What is the number of lines in this listing that include "date"? Answer with that number only.

※ ※ ※

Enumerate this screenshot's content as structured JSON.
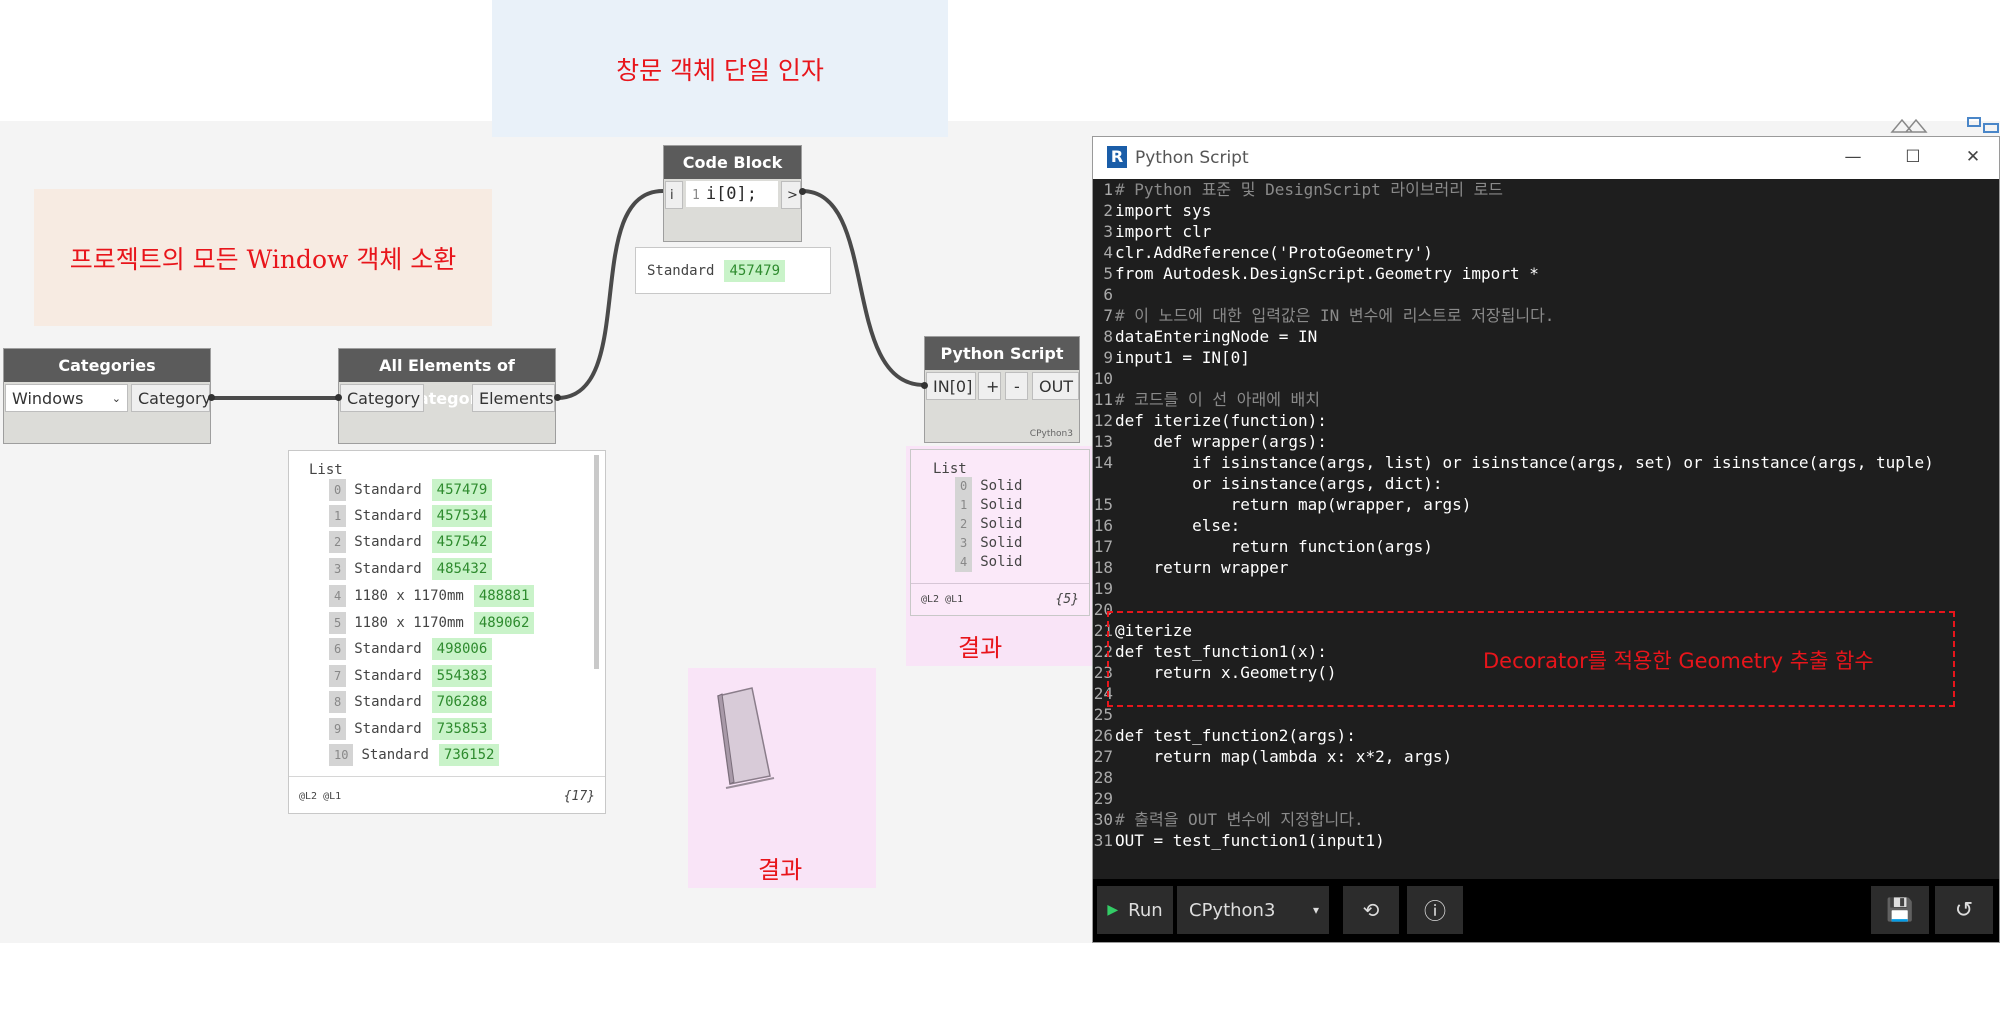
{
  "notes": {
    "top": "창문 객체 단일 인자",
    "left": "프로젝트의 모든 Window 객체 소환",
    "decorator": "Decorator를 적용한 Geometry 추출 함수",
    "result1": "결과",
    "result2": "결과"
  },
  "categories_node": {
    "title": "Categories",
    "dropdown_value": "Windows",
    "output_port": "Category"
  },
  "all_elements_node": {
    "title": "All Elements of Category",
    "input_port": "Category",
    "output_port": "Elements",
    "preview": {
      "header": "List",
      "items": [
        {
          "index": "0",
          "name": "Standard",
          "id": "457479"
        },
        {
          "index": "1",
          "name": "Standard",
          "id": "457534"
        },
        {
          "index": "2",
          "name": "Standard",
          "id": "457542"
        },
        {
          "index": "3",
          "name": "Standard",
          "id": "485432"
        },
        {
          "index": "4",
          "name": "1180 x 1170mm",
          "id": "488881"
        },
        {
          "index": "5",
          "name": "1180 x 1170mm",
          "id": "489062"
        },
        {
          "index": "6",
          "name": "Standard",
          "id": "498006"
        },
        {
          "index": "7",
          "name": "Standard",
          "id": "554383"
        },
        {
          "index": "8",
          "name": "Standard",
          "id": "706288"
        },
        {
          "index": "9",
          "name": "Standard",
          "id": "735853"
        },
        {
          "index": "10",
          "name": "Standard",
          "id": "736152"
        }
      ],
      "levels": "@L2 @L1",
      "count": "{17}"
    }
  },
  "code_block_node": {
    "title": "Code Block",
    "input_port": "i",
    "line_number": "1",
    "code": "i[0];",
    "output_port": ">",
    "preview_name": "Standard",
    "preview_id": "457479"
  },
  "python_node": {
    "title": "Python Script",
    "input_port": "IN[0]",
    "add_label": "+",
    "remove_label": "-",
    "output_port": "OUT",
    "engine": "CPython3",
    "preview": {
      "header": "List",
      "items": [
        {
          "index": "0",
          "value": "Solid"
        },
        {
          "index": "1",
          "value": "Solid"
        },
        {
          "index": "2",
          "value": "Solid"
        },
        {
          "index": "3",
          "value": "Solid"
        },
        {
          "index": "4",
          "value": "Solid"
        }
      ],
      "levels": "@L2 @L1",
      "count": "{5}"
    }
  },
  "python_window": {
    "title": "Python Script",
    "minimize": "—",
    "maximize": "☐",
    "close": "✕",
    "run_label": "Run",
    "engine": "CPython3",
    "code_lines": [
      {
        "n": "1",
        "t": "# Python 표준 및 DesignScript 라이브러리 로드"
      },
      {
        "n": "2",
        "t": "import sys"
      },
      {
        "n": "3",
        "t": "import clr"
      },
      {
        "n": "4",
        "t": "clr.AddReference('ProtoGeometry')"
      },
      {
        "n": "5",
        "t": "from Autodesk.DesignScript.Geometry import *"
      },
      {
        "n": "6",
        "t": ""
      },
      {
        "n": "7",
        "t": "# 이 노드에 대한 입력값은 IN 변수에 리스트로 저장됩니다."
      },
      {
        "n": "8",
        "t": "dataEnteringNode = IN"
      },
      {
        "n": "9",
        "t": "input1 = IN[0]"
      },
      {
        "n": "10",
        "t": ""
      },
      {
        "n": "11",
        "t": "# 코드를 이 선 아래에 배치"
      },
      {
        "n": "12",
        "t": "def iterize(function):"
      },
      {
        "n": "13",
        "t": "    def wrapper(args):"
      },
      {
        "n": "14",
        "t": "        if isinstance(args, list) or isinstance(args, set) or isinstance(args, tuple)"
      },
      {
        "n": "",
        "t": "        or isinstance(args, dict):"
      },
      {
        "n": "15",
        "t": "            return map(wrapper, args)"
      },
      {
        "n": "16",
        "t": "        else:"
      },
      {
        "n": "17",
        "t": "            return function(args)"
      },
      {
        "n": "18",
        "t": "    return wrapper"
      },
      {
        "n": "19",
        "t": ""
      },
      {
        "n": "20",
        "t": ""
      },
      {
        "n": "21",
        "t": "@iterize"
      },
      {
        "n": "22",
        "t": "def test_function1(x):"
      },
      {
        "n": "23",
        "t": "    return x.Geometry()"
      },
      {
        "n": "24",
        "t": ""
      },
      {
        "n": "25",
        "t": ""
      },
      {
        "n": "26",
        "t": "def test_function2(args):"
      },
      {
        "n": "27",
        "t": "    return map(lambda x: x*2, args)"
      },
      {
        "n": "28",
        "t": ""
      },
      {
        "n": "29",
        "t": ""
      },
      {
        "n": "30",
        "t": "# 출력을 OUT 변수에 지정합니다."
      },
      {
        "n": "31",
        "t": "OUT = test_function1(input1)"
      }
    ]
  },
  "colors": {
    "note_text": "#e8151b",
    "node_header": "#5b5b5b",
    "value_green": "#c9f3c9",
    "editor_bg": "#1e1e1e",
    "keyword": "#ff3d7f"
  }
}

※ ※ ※

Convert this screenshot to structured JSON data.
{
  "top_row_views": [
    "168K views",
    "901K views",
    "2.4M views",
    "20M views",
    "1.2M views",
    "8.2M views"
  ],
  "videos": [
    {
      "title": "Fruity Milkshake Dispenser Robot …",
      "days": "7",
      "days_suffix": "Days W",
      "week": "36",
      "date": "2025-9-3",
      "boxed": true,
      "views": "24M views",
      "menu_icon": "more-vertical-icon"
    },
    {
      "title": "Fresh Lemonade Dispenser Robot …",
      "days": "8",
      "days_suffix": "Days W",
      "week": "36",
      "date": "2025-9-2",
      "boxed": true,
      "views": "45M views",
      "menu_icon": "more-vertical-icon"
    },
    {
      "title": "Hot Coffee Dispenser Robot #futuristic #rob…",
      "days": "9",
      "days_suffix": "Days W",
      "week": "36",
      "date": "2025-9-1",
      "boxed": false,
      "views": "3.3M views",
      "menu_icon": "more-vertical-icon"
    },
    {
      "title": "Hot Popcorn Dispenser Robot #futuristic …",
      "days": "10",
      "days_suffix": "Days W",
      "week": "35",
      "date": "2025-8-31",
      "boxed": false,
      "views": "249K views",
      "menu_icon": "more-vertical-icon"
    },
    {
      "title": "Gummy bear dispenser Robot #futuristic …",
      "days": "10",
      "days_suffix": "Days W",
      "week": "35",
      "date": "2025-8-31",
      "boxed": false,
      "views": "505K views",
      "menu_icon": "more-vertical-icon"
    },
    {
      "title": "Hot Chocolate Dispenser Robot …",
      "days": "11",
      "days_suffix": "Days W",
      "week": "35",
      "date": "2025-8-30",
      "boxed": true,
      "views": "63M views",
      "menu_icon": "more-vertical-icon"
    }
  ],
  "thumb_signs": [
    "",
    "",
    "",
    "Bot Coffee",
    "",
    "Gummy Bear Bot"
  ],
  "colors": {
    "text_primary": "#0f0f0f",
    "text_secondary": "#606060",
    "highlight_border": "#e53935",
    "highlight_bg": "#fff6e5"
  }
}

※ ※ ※

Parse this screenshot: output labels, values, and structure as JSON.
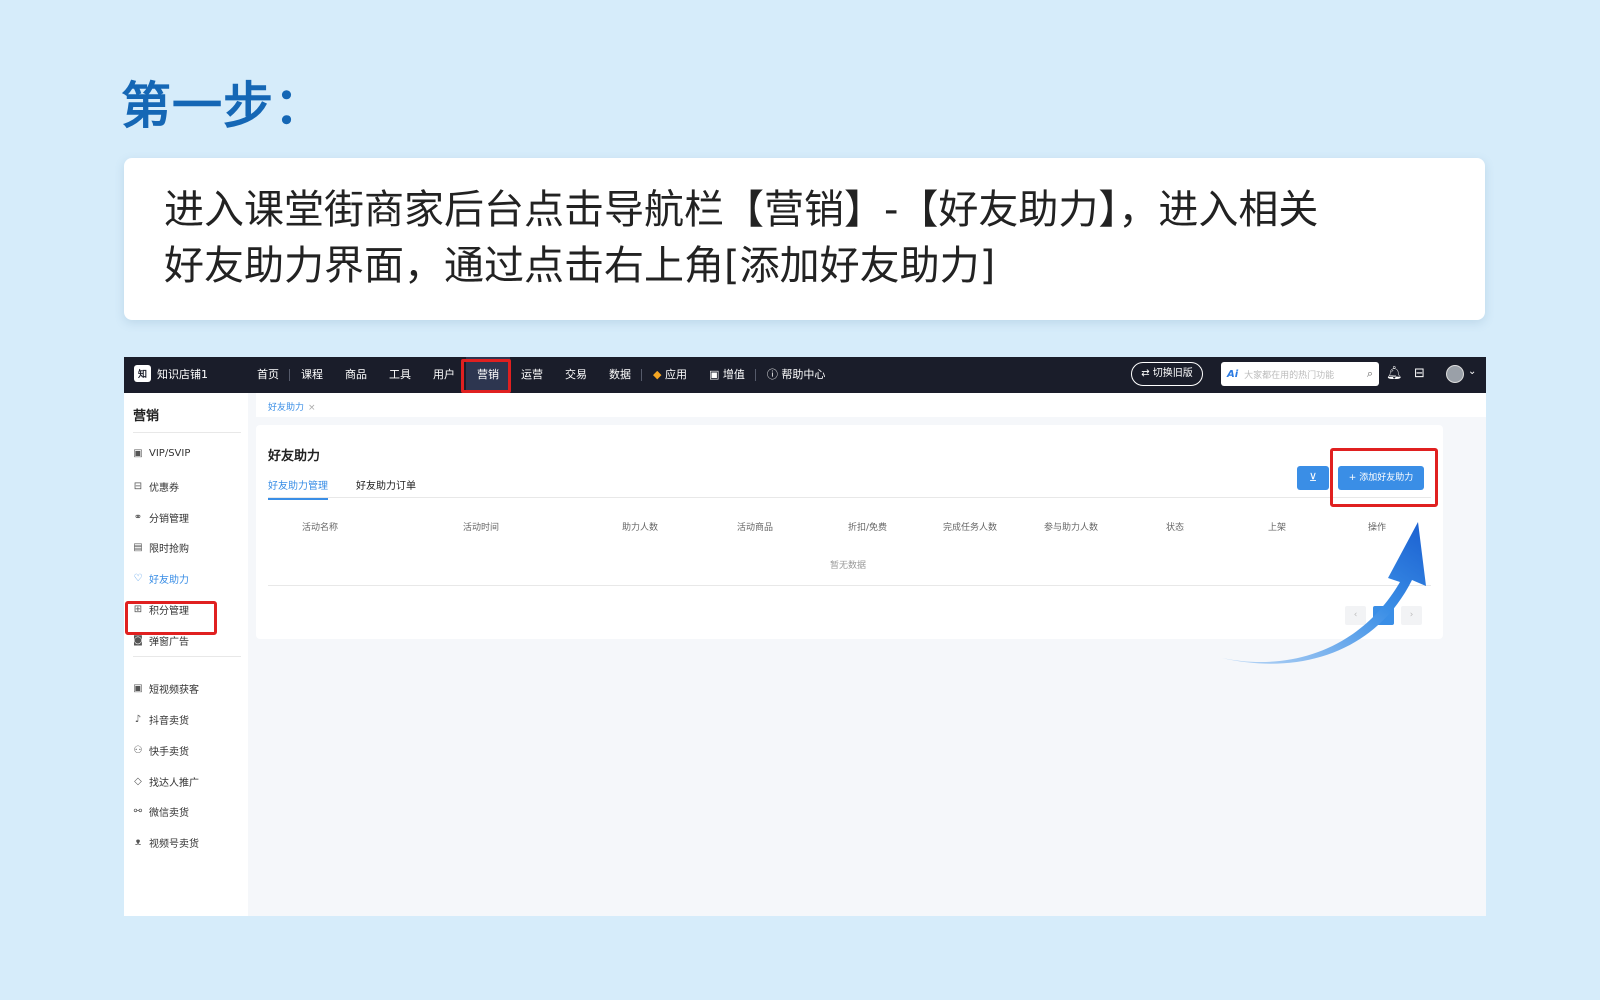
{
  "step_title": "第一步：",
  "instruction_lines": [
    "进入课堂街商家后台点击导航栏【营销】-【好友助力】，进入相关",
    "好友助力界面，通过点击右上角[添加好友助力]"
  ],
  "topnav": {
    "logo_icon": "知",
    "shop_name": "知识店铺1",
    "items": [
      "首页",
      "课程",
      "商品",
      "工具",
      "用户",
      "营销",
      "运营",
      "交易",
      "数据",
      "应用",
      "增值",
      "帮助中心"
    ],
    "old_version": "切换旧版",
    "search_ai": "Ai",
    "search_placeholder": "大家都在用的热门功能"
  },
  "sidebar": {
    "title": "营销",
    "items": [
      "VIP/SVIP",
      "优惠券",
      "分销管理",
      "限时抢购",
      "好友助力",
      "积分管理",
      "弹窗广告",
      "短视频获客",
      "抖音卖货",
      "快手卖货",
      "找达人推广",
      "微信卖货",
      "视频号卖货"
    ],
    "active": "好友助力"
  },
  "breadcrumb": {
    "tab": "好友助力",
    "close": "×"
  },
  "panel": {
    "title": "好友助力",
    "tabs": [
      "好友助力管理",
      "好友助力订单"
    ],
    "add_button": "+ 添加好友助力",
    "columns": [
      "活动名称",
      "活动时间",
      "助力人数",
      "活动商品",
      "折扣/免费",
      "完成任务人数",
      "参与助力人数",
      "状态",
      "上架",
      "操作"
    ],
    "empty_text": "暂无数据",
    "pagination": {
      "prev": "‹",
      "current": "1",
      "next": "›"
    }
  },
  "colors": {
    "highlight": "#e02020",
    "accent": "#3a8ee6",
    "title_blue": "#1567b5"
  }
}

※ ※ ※

**Reply**
6